"Art & Memory" - An Educational Project of the US Holocaust Memorial Museum

Uploaded by ushmm on 28.08.2009

NARRATOR: Sixty-four years and thousands of miles separate war-ravaged Europe in 1945
from this elementary school in southeast Washington, DC - the setting for a week-long meeting of
minds and creativity involving Holocaust survivors and teen ambassadors from "Bringing the Lessons
Home," a long-standing Holocaust education program from the United States Holocaust Memorial
Museum. "Art and Memory," an adaptation by the Holocaust Museum of an educational project
first done in the Israeli community of Ness Ziona, is concerned with head-to-head collaboration
between these survivors and their younger colleagues. The task at hand? Capture in a

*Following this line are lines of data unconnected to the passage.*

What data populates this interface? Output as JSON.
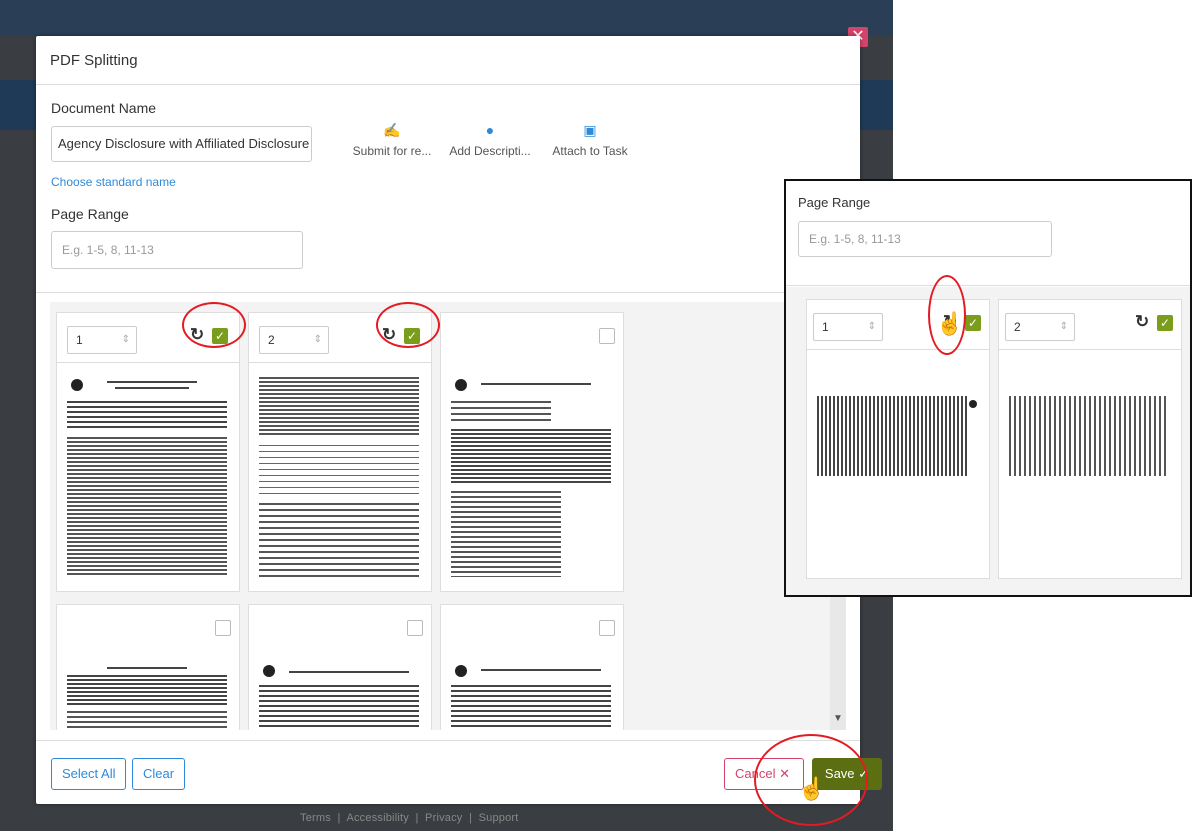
{
  "modal": {
    "title": "PDF Splitting",
    "document_name_label": "Document Name",
    "document_name_value": "Agency Disclosure with Affiliated Disclosure",
    "choose_link": "Choose standard name",
    "page_range_label": "Page Range",
    "page_range_placeholder": "E.g. 1-5, 8, 11-13"
  },
  "actions": [
    {
      "label": "Submit for re...",
      "icon": "signature-icon"
    },
    {
      "label": "Add Descripti...",
      "icon": "info-icon"
    },
    {
      "label": "Attach to Task",
      "icon": "clipboard-check-icon"
    }
  ],
  "cards": [
    {
      "number": "1",
      "selected": true
    },
    {
      "number": "2",
      "selected": true
    },
    {
      "number": "",
      "selected": false
    },
    {
      "number": "",
      "selected": false
    },
    {
      "number": "",
      "selected": false
    },
    {
      "number": "",
      "selected": false
    }
  ],
  "footer": {
    "select_all": "Select All",
    "clear": "Clear",
    "cancel": "Cancel",
    "save": "Save"
  },
  "page_footer": {
    "links": [
      "Terms",
      "Accessibility",
      "Privacy",
      "Support"
    ]
  },
  "zoom": {
    "page_range_label": "Page Range",
    "page_range_placeholder": "E.g. 1-5, 8, 11-13",
    "cards": [
      {
        "number": "1",
        "selected": true
      },
      {
        "number": "2",
        "selected": true
      }
    ]
  },
  "colors": {
    "accent": "#2e8ad8",
    "check": "#7a9e1c",
    "save": "#5c6e12",
    "cancel": "#d4436b",
    "highlight": "#e31b23"
  }
}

piece of artwork the essence of the stories told by each survivor of what they experienced
during the Holocaust. The artistic abilities of each participant vary greatly, but the
artwork that results is only a secondary goal to be achieved.

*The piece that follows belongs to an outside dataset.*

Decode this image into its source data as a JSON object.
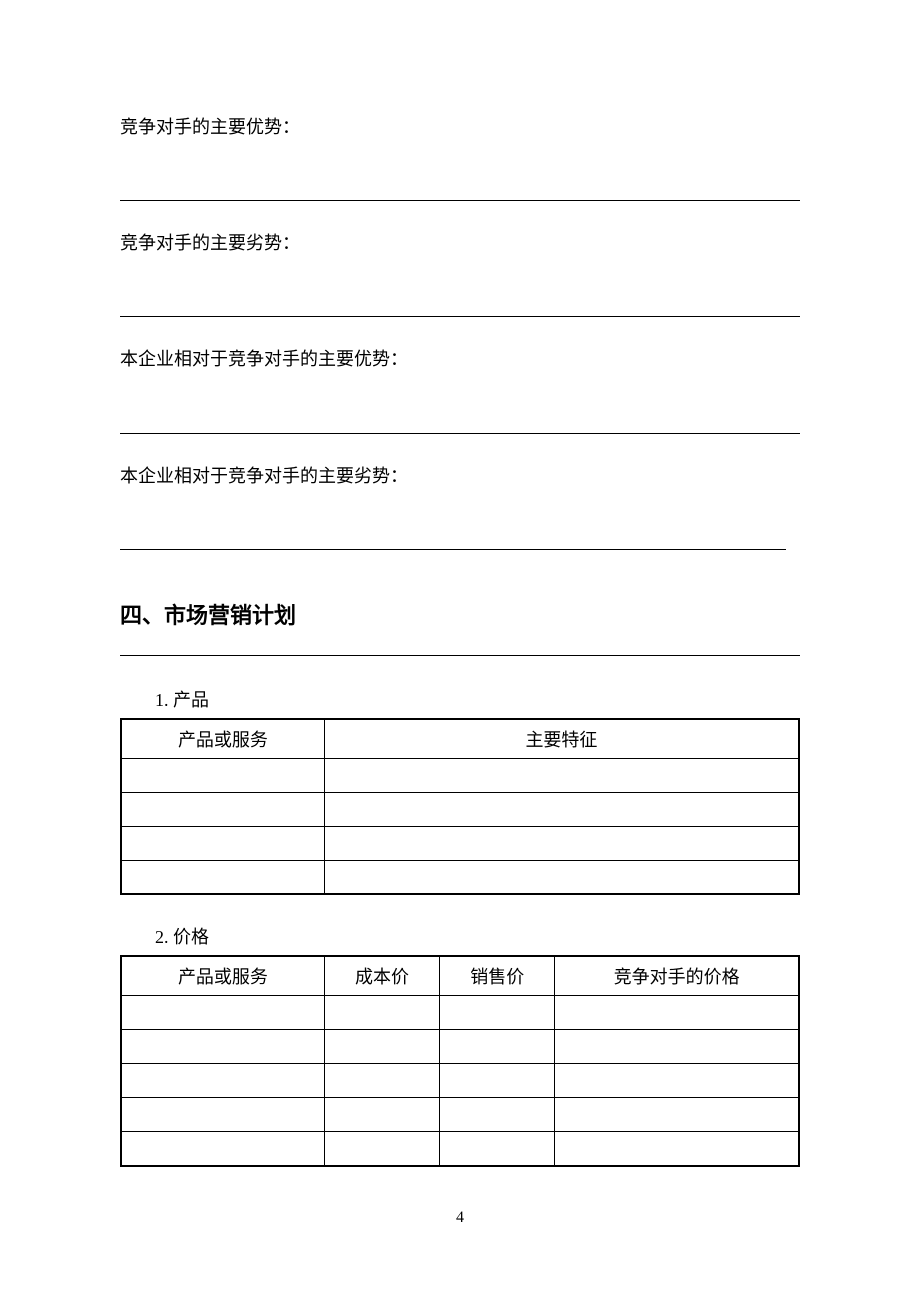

ALEXIS SANCHEZ: I don't really think it's about the art and how well it looks. Sure,
it would look really well if it was an amazing work of art. But, I really think it's more
about the message that the painting is sending out to the people who are going to be seeing
JAMES FLEMING: How else can we change the future if we don't learn from our past? In
order to move forward, you need to know your past. So, we want to learn from you all and
this is what we're going to partake in this week.
NARRATOR: The first day is spent with the Bringing the Lessons Home ambassadors breaking
into individual groups with one survivor apiece, talking with them, listening, and learning.
BTLH AMBASSADOR: I have a question.
BTLH AMBASSADOR: What is your most vivid memory during this time in history?
SURVIVOR VOLUNTEER: I remember going to school in Germany. I remember having to take the
trolley, and my father was worried. He followed the trolley on his, on a bicycle every day.
LOUISE LAWRENCE-ISRAELS: We must have been betrayed. Somebody must have said, "There's
a Jewish family living up in the attic," and our fake identity papers - my mom's and Selma's
were okay, but there was something wrong with my dad's, so they didn't like my dad's and
took him, and they put him in a prison.
NARRATOR: Work then begins in earnest. As the teams of ambassadors and survivors start
the process of giving visual shape and substance to recollections of things past.
JILL PAULY: My sister went by herself to Cologne on the train and saw the burning synagogue
and the broken glass and the Gestapo told her to go back home. And this is a picture
of my grandmother which these wonderful kids created, sheltering me, holding her hand in
front of my eyes so I wouldn't see the burning synagogue.
JAMES FLEMING: I'm surprised at the level of artwork from an artist's standpoint that
these students and our survivors were able to create. The collaboration of different
mediums and different tools and techniques is remarkable. I'm really in awe of what I'm
NARRATOR: The finished artwork will be on display at schools, churches and synagogues
around Baltimore-Washington area and the value of this program as a Holocaust education tool
is more than apparent to survivor and ambassador alike.
ROSE CHAI: It's really, like, shine a new light on what the Holocaust, like a different
perspective, and it's just, it's great working with her because I'm getting her childhood
memories. And, so, it's just, it's good to hear it firsthand.
HALINA PEABODY: It gives me great pleasure that our stories and our memories are being
commemorated, you know, particularly in my case, it's with my mother, who was the one
who saved my sister and me, so this is something I think that is for her, so she's not forgotten.